In my last role at Indie Hackers I was given the reins of Twitter. Of all the platforms that the community existed on, Twitter was where things were happening. I dove in trying to figure out how I could build value to the community through Twitter.
Indie Hackers had accumulated around 20k followers, but the account had not been used consistently or with any kind of specific strategy in mind. A foundation of followers and community love was great to give me some initial traction, but there was still plenty to learn.
As a community manager, there was so much Twitter information to process. On the platform, indie hackers were:
- sharing their learnings in real time
- building in public

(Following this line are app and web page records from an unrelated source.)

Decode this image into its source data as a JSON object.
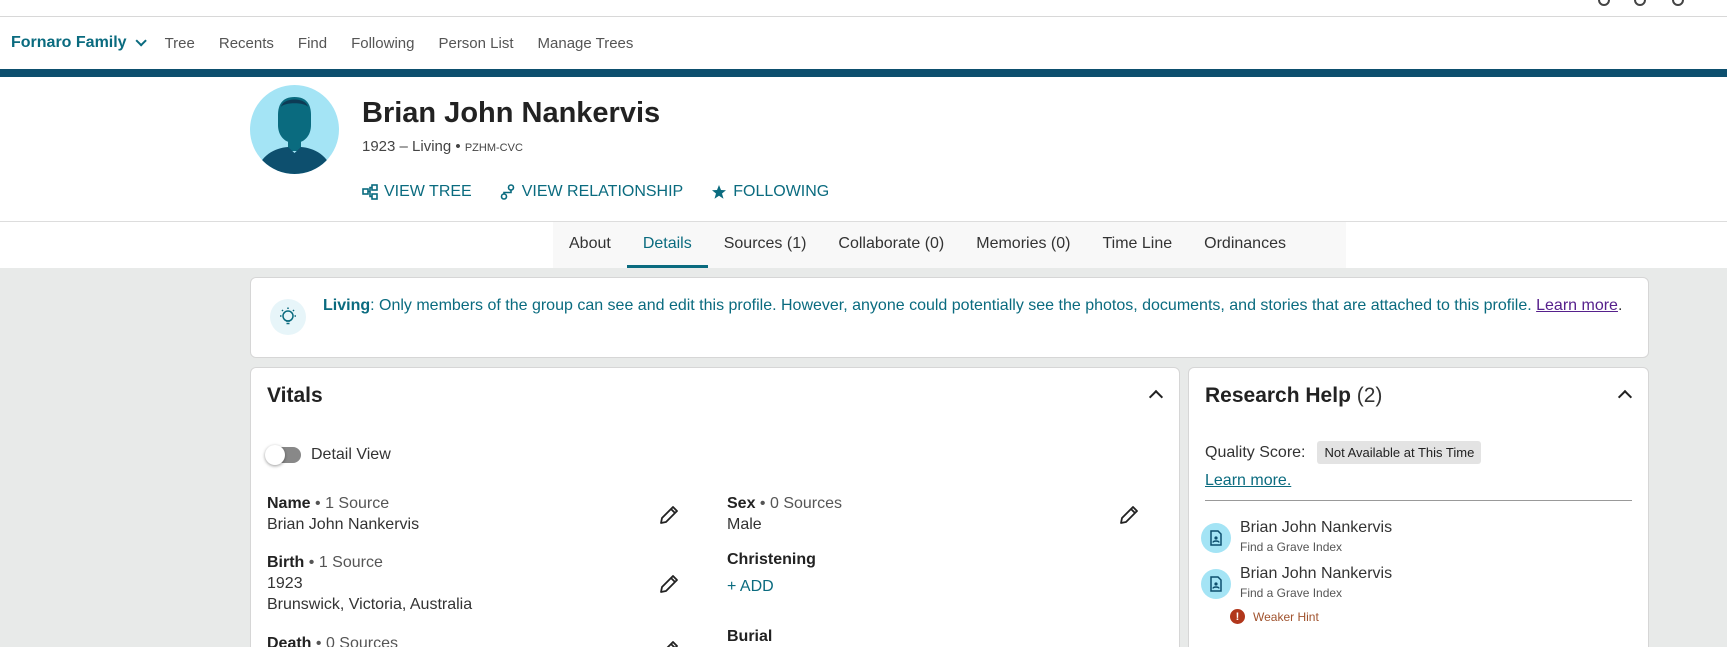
{
  "tree_nav": {
    "tree_name": "Fornaro Family",
    "items": [
      "Tree",
      "Recents",
      "Find",
      "Following",
      "Person List",
      "Manage Trees"
    ]
  },
  "person": {
    "name": "Brian John Nankervis",
    "lifespan": "1923 – Living",
    "id": "PZHM-CVC",
    "actions": {
      "view_tree": "VIEW TREE",
      "view_relationship": "VIEW RELATIONSHIP",
      "following": "FOLLOWING"
    }
  },
  "tabs": [
    "About",
    "Details",
    "Sources (1)",
    "Collaborate (0)",
    "Memories (0)",
    "Time Line",
    "Ordinances"
  ],
  "active_tab": "Details",
  "notice": {
    "label": "Living",
    "text": ": Only members of the group can see and edit this profile. However, anyone could potentially see the photos, documents, and stories that are attached to this profile.",
    "link": "Learn more",
    "end": "."
  },
  "vitals": {
    "title": "Vitals",
    "detail_view": "Detail View",
    "name": {
      "label": "Name",
      "sources": "1 Source",
      "value": "Brian John Nankervis"
    },
    "birth": {
      "label": "Birth",
      "sources": "1 Source",
      "date": "1923",
      "place": "Brunswick, Victoria, Australia"
    },
    "death": {
      "label": "Death",
      "sources": "0 Sources"
    },
    "sex": {
      "label": "Sex",
      "sources": "0 Sources",
      "value": "Male"
    },
    "christening": {
      "label": "Christening",
      "add": "+ ADD"
    },
    "burial": {
      "label": "Burial"
    },
    "separator": " • "
  },
  "research": {
    "title": "Research Help",
    "count": "(2)",
    "quality_label": "Quality Score:",
    "quality_value": "Not Available at This Time",
    "learn_more": "Learn more.",
    "hints": [
      {
        "name": "Brian John Nankervis",
        "source": "Find a Grave Index"
      },
      {
        "name": "Brian John Nankervis",
        "source": "Find a Grave Index"
      }
    ],
    "weaker_hint": "Weaker Hint"
  },
  "colors": {
    "teal": "#0a6b7f",
    "navy_bar": "#0d4f6e",
    "avatar_bg": "#a4e4f5",
    "page_bg": "#e8eae9",
    "weaker_hint": "#b1371c"
  },
  "icons": [
    "tree-icon",
    "relationship-icon",
    "star-icon",
    "lightbulb-icon",
    "pencil-icon",
    "record-hint-icon",
    "alert-icon",
    "chevron-down-icon",
    "chevron-up-icon"
  ]
}
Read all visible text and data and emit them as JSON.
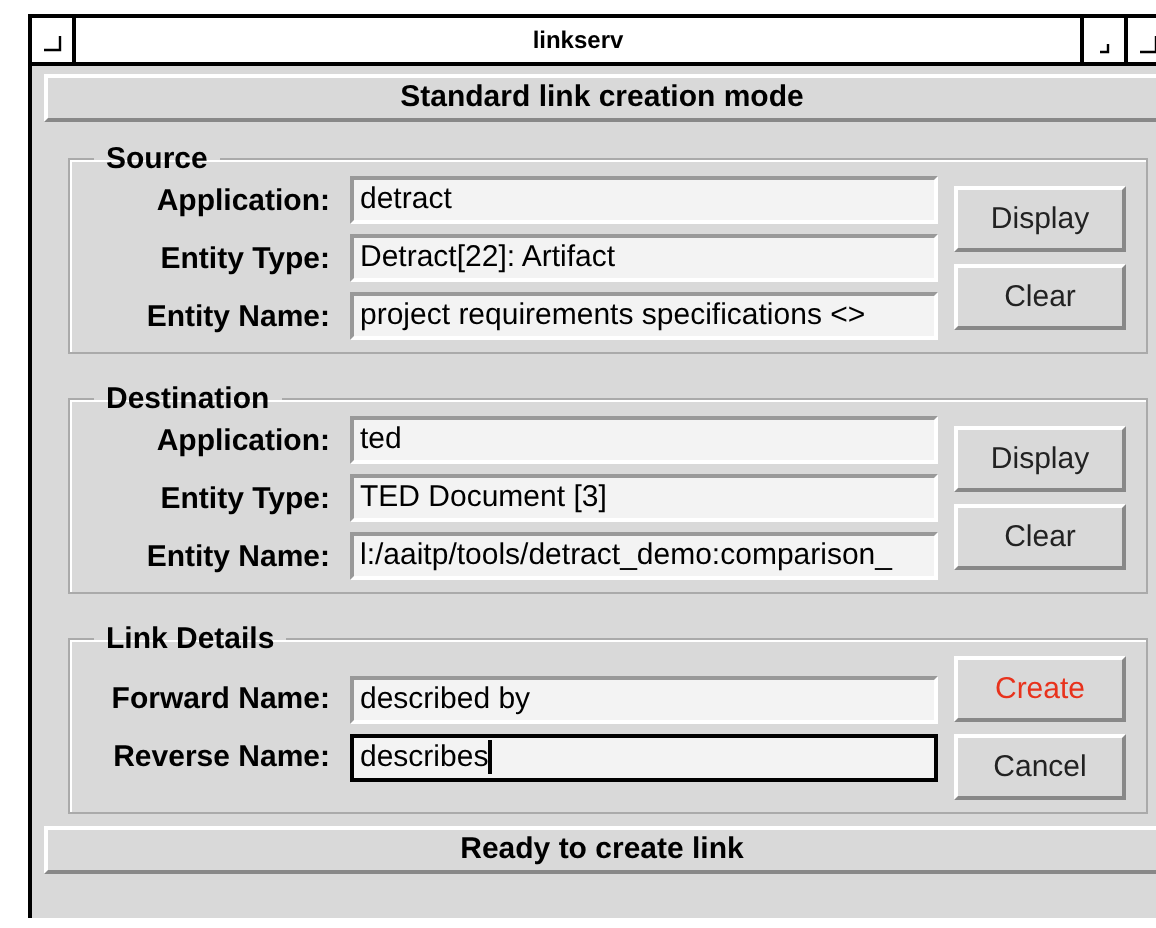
{
  "window": {
    "title": "linkserv"
  },
  "mode_banner": "Standard link creation mode",
  "sections": [
    {
      "title": "Source",
      "fields": [
        {
          "label": "Application:",
          "value": "detract",
          "focused": false
        },
        {
          "label": "Entity Type:",
          "value": "Detract[22]: Artifact",
          "focused": false
        },
        {
          "label": "Entity Name:",
          "value": "project requirements specifications <>",
          "focused": false
        }
      ],
      "buttons": [
        {
          "label": "Display",
          "default": false
        },
        {
          "label": "Clear",
          "default": false
        }
      ]
    },
    {
      "title": "Destination",
      "fields": [
        {
          "label": "Application:",
          "value": "ted",
          "focused": false
        },
        {
          "label": "Entity Type:",
          "value": "TED Document [3]",
          "focused": false
        },
        {
          "label": "Entity Name:",
          "value": "l:/aaitp/tools/detract_demo:comparison_",
          "focused": false
        }
      ],
      "buttons": [
        {
          "label": "Display",
          "default": false
        },
        {
          "label": "Clear",
          "default": false
        }
      ]
    },
    {
      "title": "Link Details",
      "fields": [
        {
          "label": "Forward Name:",
          "value": "described by",
          "focused": false
        },
        {
          "label": "Reverse Name:",
          "value": "describes",
          "focused": true
        }
      ],
      "buttons": [
        {
          "label": "Create",
          "default": true
        },
        {
          "label": "Cancel",
          "default": false
        }
      ]
    }
  ],
  "status_bar": "Ready to create link"
}
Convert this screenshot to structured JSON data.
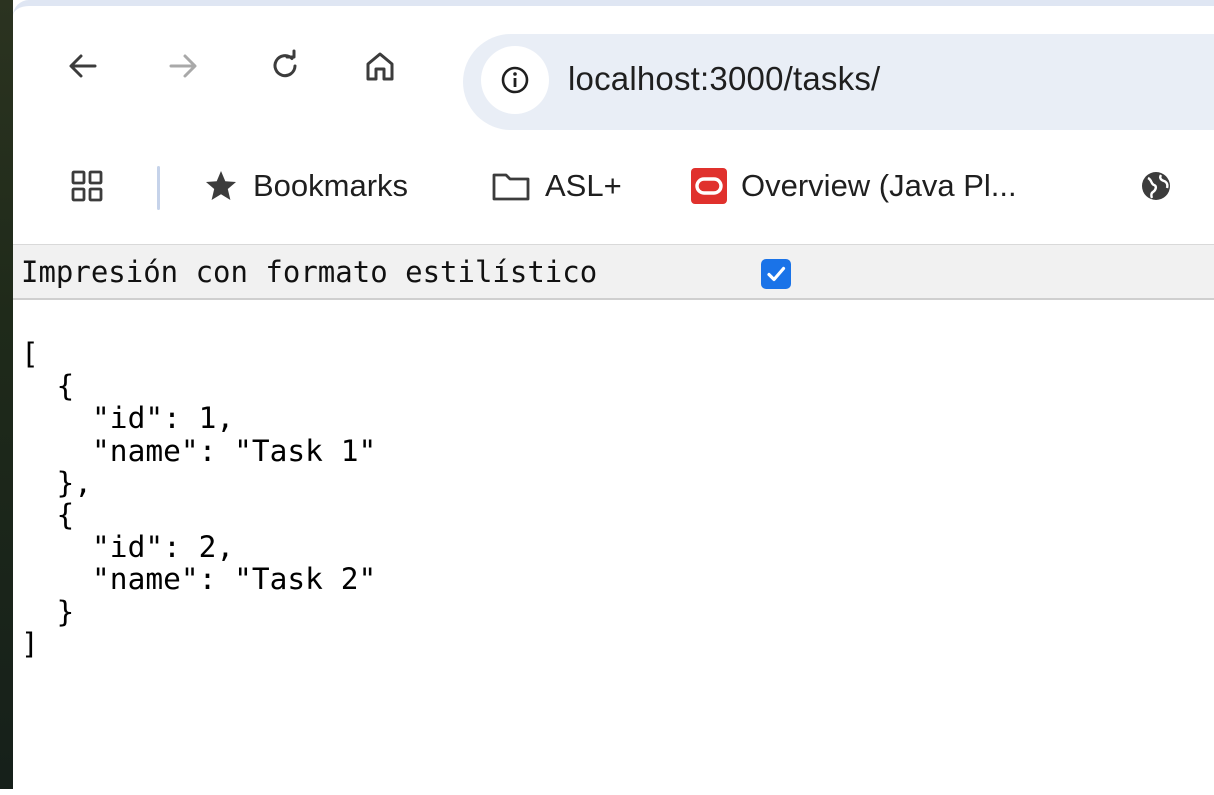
{
  "browser": {
    "address_bar": {
      "url": "localhost:3000/tasks/"
    },
    "bookmarks": [
      {
        "label": "Bookmarks",
        "icon": "star-icon"
      },
      {
        "label": "ASL+",
        "icon": "folder-icon"
      },
      {
        "label": "Overview (Java Pl...",
        "icon": "oracle-icon"
      }
    ],
    "accent_color": "#1a73e8"
  },
  "page": {
    "pretty_print_label": "Impresión con formato estilístico",
    "pretty_print_checked": true,
    "json_text": "[\n  {\n    \"id\": 1,\n    \"name\": \"Task 1\"\n  },\n  {\n    \"id\": 2,\n    \"name\": \"Task 2\"\n  }\n]"
  }
}
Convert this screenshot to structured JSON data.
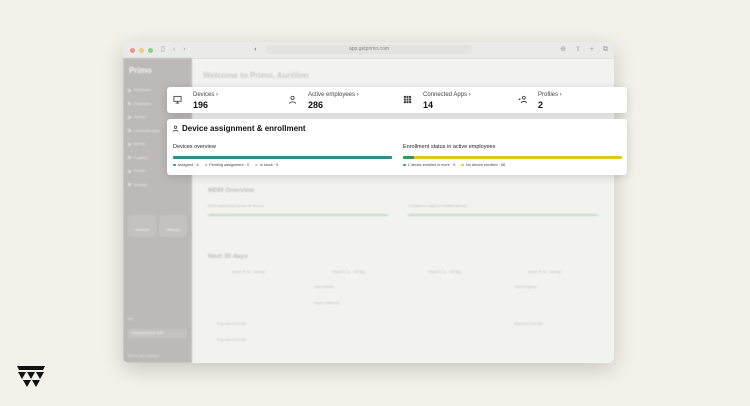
{
  "browser": {
    "url": "app.getprimo.com"
  },
  "sidebar": {
    "brand": "Primo",
    "items": [
      {
        "label": "Dashboard"
      },
      {
        "label": "Employees"
      },
      {
        "label": "My fleet"
      },
      {
        "label": "Connected apps"
      },
      {
        "label": "Activity"
      },
      {
        "label": "Logistics"
      },
      {
        "label": "Profiles"
      },
      {
        "label": "Settings"
      }
    ],
    "buttons": [
      {
        "label": "Onboard"
      },
      {
        "label": "Offboard"
      }
    ],
    "language": "EN",
    "account": "CompanyName SAS",
    "footer": "Hire in our employer"
  },
  "main": {
    "welcome": "Welcome to Primo, Aurélien",
    "mdm_title": "MDM Overview",
    "mdm_left": "MDM deployment across all devices",
    "mdm_right": "Compliance status of enrolled devices",
    "next_title": "Next 30 days",
    "weeks": [
      "Week 21  11 - 18 May",
      "Week 21  11 - 18 May",
      "Week 21  11 - 18 May",
      "Week 21  11 - 18 May"
    ],
    "people": [
      "Felix Ashford",
      "Maya Lockwood",
      "Zara Kingsley"
    ],
    "shipments": [
      "Shipment DXCJ08",
      "Shipment DXCJ08",
      "Shipment DXCJ08"
    ]
  },
  "kpis": [
    {
      "label": "Devices",
      "value": "196",
      "icon": "monitor-icon"
    },
    {
      "label": "Active employees",
      "value": "286",
      "icon": "person-icon"
    },
    {
      "label": "Connected Apps",
      "value": "14",
      "icon": "apps-grid-icon"
    },
    {
      "label": "Profiles",
      "value": "2",
      "icon": "profiles-icon"
    }
  ],
  "assignment": {
    "title": "Device assignment & enrollment",
    "devices_overview": {
      "title": "Devices overview",
      "legend": [
        {
          "label": "Assigned · 6",
          "color": "#2e8f8c"
        },
        {
          "label": "Pending assignment · 0",
          "color": "#8fbfbd"
        },
        {
          "label": "In stock · 0",
          "color": "#cfcfcf"
        }
      ],
      "fraction_assigned": 1.0
    },
    "enrollment": {
      "title": "Enrollment status in active employees",
      "legend": [
        {
          "label": "1 device enrolled in more · 5",
          "color": "#2f9a59"
        },
        {
          "label": "No device enrolled · 88",
          "color": "#e3c51d"
        }
      ],
      "fraction_enrolled": 0.05
    }
  },
  "colors": {
    "teal": "#2e8f8c",
    "green": "#2f9a59",
    "yellow": "#e3c51d",
    "background": "#f4f1ea"
  }
}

- exploring the boundaries of how to use Twitter
- seeking openness and authenticity
- looking to connect and grow their own personal Twitter and community
Their goals were to build profitable business, but to get there I knew that indie hackers needed to learn and connect with each other.
The biggest initial challenges for me was learning who everyone was and really getting a grasp for what people cared to talk about. It took me months to get comfortable. I am also acutely aware that most community members don't have the luxury of time to ever get to this stage.
As a community builder there were three things at the top of my mind:
- how can Twitter help us improve our community?
- how can the Indie Hackers platform, our primary channel, help us improve the conversations on Twitter?
- how can I use Twitter to make it easier for indie hackers to connect with one another?
The Indie Hackers website was our central platform, I was convinced that it and Twitter could work in parallel. Twitter was not just a marketing channel for driving traffic to the website; it was another place to build community.
My mission became to figure out how to build community on Twitter with the long view intention to help members gravitate towards to Indie Hackers website and brand as a whole.
Whilst I cared and kept an eye on an upwards trend of impressions and followers, my focus was to:
- ask questions
- create conversations
- uplift our community
- reflect the indie hacker community on Twitter, and vice versa
- not drive traffic (people don't like being taken away from where they are)
This post is focused on one of my favorite tactics: asking questions.
A tweet is not much different from a forum post, they both enable conversations in the format of [someone can start a conversation] + [someone can respond].
Questions on Twitter can be particularly pretty powerful at generating responses. The number of followers for this isn't so important, it's more about setting expectations.
A large following can generate hundreds of replies, but on average they probably generate around 50. A smaller following can generate responses too, just don't expect so many!
Here are some examples:
It's easy to put out any old question, but the best ones are the ones that provide meaning. From the examples above:
- Indie Hackers: always want to know about tech stacks being used. This helped me learn about the community whilst also helping the community learn about community stacks.
- Rosie Sherry: I'm all about community building and I always love hearing what people are working on.
- Orbit: This is our first attempt at a question, I thought it would be interesting to gauge the community building experience of our community.
Generally speaking though, all my questions come inspired by the community and what they are talking about. A discussion asked on our forum would often be a question I would ask on Twitter. And vice versa.
- "I just used Zapier to automate my processes" results in a question "What no-code tools do you use to automate your work?"
- "I just fired my client!" results in a question "How have you fired your clients?"
Or here is an actual example of a forum post turned Twitter question:
Questions that encourage open answers, rather than yes/no type responses, work a treat and have the added benefit with the responses often being educational too.
Whist I've used this tactic for the past couple of years and paid attention as much as I can to the answers, I've often felt sad that much of that data got lost in the vastness of Twitter. In addition to this, how can one even keep up with hundreds of responses? 🤯
Below is my profile in Orbit with a reference to the Orbit Twitter question.
I got a little bit excited when I realized that with Orbit we can build upon this information to build up a better picture of our community. It's information I probably won't act on it straight away, but over time, with good questions and with the data well maintained I am excited to:
- be more intentional with what and how we communicate on Twitter
- save the answered Twitter questions on people's profiles
- tag people to help me find them easily in the future
- keep our community top of mind
- pull our people in over time and increase their love
- the more relevant information we gather, the more we can avoid small talk in the future and have better conversations
- move to smaller, targeted, and relevant communication methods over mass emailing
All of this will lead to building a better picture of our community, which only help us lead the way to building better communities.
Plus it sure beats doing surveys!